At AC Silver we are pleased to offer for sale a pleasing collection of antique silver caddy spoons.
Caddy spoons are especially charming items of antique silverware, often found in novelty forms and styles.
Andrew Campbell hand picks all of our silver teaware, and does so on merit having been retailing antique silverware since 1977.
All of the silver caddy spoons at AC Silver come with free and insured worldwide shipping and a 14 day return policy.
Tea was introduced to Britain in the early Restoration period. It was shipped in wooden containers, packed around a variety of porcelain vessels. It wasn’t long before silversmiths imitated this shape in their crafting of tea caddies.
Around the 1760s, fashion trends caused tea caddies to change, rather than imitating the containers tea was shipped in, they became box-shaped, with flat or slightly domed lids. The newer versions also sometimes had vase-shaped vessels with a detachable cover that was too large for measuring tea. This necessitated the need for a separate spoon form measuring out the tea.
Early caddy spoons generally had shell-shaped bowls. It is widely believed that this stems from tea merchants using sea shells to allow customers to sample the tea by smell and taste before making a purchase. They were even called ‘Caddy Shells’ until the 1840s. A lot of these spoons had deeply-curved terminals so that the spoon could be hooked over the rim or handle of the tea caddy itself while not in use. Typically, they also had deeply-moulded bowls in order to measure a decent amount of tea.
Examples from before the mid-19th century were generally made of thin sheet silver, and these examples are not typically in good condition today, as they have a tendency to crack due to their somewhat rudimentary materials. The higher quality caddy spoons were cast in silver first and then hand-chased, giving them a more significant weight. Some examples of these silver spoons were made from one piece of silver, eliminating potential weaknesses from the bowl being soldered to the handle.
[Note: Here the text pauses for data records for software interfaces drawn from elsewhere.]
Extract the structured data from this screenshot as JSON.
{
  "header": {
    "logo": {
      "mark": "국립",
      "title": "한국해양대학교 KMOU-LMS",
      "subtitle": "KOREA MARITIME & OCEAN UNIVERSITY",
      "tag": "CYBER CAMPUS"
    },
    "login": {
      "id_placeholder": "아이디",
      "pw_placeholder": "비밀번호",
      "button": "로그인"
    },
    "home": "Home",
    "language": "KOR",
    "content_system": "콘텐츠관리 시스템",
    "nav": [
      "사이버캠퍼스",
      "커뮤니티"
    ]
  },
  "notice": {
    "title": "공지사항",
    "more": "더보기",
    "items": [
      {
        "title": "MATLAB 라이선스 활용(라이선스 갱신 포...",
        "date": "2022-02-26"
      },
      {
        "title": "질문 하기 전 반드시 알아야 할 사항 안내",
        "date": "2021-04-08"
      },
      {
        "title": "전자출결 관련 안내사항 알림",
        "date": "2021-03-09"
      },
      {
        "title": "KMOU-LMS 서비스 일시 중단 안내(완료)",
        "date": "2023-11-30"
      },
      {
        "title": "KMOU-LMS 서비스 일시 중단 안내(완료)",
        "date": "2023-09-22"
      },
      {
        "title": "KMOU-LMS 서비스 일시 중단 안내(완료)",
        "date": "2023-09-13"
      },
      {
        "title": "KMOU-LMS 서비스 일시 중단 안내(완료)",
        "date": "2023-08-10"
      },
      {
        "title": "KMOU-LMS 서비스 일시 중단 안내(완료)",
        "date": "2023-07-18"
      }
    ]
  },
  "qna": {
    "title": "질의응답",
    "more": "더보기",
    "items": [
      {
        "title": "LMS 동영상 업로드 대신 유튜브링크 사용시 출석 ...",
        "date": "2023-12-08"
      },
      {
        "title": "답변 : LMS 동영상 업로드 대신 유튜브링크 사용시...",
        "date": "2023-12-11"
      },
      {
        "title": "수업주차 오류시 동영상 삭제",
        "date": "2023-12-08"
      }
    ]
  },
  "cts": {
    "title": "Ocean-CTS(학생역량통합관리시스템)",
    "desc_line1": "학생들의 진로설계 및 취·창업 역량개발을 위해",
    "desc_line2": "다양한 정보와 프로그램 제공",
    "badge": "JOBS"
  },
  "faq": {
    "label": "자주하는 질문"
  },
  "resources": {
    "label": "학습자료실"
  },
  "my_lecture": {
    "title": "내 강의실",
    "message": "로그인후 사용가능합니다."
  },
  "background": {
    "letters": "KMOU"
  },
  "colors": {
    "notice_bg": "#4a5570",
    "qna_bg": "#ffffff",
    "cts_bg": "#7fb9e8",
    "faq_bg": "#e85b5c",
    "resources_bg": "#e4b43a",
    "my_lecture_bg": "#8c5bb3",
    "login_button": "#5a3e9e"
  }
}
Silver was the preferred material when it came to caddy spoons, as tea was a luxury, and using silver utensils would enhance the taste and flavours, where other materials may be detrimental to the experience.